James Stephens was born in Blackmill Street in Kilkenny City in 1824. He was a civil engineer by profession. He was only 24 when the failure of William Smith O’Brien’s attempted insurrection in 1848 cut short his professional career.
He went on the run and escaped to France, where he remained for about nine years. In 1857 he returned to Ireland at a time when the Republican movement was at a low ebb and, by his optimism and energy, he held the membership together and injected new life and progressiveness to their endeavours.
On St. Patrick’s Day, 1858 he founded the Irish Republican Brotherhood and soon merged it into the small revolutionary groups which were still in existence. He wrote the oath which was to be taken by all who joined it. He insisted on having all authority vested in himself. This was the chief strength of the organisation in its early years, but it proved to be its undoing when the real crisis came.

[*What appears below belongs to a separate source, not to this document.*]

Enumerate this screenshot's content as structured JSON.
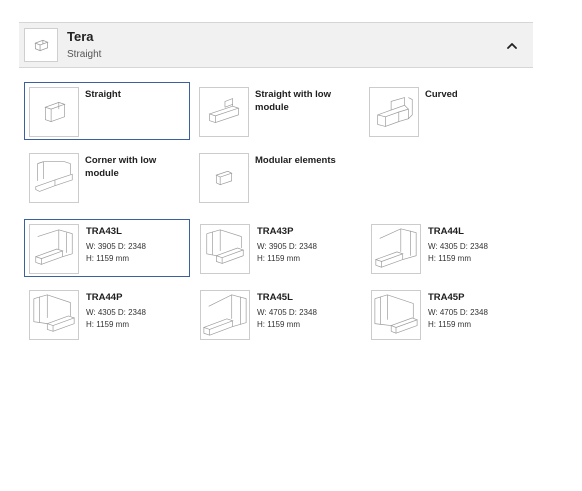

Most young men who met Stephens during his recruiting thought he was phenomenally able, and he cultivated that belief by telling them stories about his accomplishments, e.g. as a great fiddler a very accurate rifle shot. His air of supreme confidence always impressed the men and they would go away satisfied.
His stated belief that the organisation in America was strong, and that all the necessary arms would arrive from there, served to discourage the purchase of rifles in Britain, where there were few restrictions on their sale.
In 1863 James Stephens married Jane Hopper, with whose family he was living in Dublin. When the planned insurrection was postponed in 1866 it was on Stephens order. He and a colleague, Colonel Kelly, left for new York by a circuitous route via Scotland, England and France.
James Devoy, in his recollections, states that the trip to America was a complete failure and that nothing resulted from it in spite of much posturing and speechifying by Stephens. Many heated meetings were held in late 1866 and eventually James Stephens was deposed as leader amd Col. Kelly was elected in his place.
Stephens later sailed to France where he lived for many years until he was expelled at the request of the British. After another short and unsuccessful spell in New York he returned to Europe and lived in Switzerland for some time until the British Government permitted him to return to Ireland. He wrote articles for the Freeman’s Journal on his recollections and died in Blackrock on April 9th, 1901.
James Stephens held the title of Chief Organiser of the Republic of Ireland (C.O.R.I.). Devoy’s assessment of him was
as a successful organiser, Stephens holds a prominent place among those who in numerous generations endeavoured to direct Ireland’s efforts towards the achievement of national independence…..the extent to which he propagated the principles of Fenianism made an indelible impress on the national consciousness of Ireland.
The last honour paid to Stephens was to place his remains side by side with some of his notable Fenian comrades of the 1867 period in the Patriots’ Plot in Glasnevin.